▶ [ACTIVITY]:
Whenever a line in this data holds the word "Upload", report that line in full.

BEGIN

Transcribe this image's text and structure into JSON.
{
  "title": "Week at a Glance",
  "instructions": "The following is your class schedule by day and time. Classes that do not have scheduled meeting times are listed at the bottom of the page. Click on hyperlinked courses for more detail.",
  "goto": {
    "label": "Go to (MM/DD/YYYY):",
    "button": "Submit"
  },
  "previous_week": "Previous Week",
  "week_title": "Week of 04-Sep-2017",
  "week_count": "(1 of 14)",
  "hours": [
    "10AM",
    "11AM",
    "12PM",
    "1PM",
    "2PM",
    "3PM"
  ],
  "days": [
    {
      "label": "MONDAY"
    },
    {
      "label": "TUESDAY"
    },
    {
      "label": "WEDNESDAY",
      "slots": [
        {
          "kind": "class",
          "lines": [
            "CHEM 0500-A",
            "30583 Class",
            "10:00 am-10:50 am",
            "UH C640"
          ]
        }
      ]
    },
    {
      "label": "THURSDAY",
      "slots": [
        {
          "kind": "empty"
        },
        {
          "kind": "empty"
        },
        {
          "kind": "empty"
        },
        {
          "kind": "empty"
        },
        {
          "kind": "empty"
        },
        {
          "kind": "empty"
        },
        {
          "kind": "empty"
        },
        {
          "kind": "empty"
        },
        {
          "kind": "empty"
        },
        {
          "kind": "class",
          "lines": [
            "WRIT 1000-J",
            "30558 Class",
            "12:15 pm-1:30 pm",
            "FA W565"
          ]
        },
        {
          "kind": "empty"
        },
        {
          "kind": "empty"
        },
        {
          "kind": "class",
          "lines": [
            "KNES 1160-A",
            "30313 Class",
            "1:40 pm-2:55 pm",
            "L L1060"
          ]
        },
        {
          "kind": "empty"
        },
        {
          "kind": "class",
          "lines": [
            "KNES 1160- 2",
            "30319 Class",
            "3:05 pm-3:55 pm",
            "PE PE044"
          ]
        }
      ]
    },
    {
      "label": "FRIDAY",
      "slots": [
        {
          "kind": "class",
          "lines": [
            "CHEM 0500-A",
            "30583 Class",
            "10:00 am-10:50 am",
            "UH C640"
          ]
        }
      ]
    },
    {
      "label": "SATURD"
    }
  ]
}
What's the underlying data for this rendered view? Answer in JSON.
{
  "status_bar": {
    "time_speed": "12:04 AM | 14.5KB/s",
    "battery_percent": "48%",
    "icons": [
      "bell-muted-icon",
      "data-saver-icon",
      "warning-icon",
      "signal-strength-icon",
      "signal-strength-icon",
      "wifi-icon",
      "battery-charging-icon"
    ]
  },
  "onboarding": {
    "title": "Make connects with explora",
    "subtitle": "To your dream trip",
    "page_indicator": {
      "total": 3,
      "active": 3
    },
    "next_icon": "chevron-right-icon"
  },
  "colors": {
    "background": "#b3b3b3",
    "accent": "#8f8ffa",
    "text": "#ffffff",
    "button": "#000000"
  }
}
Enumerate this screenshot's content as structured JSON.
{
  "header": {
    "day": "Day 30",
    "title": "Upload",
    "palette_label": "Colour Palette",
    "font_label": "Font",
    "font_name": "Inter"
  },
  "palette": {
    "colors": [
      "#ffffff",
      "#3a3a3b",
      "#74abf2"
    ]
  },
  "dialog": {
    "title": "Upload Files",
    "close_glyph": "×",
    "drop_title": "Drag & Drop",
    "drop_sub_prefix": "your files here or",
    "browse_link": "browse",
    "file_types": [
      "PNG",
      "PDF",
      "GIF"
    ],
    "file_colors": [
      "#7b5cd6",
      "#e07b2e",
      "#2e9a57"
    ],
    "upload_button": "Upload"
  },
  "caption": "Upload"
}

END

▶ [WORKED SOLUTION]:
    "title": "Upload",
    "title": "Upload Files",
    "upload_button": "Upload"
  "caption": "Upload"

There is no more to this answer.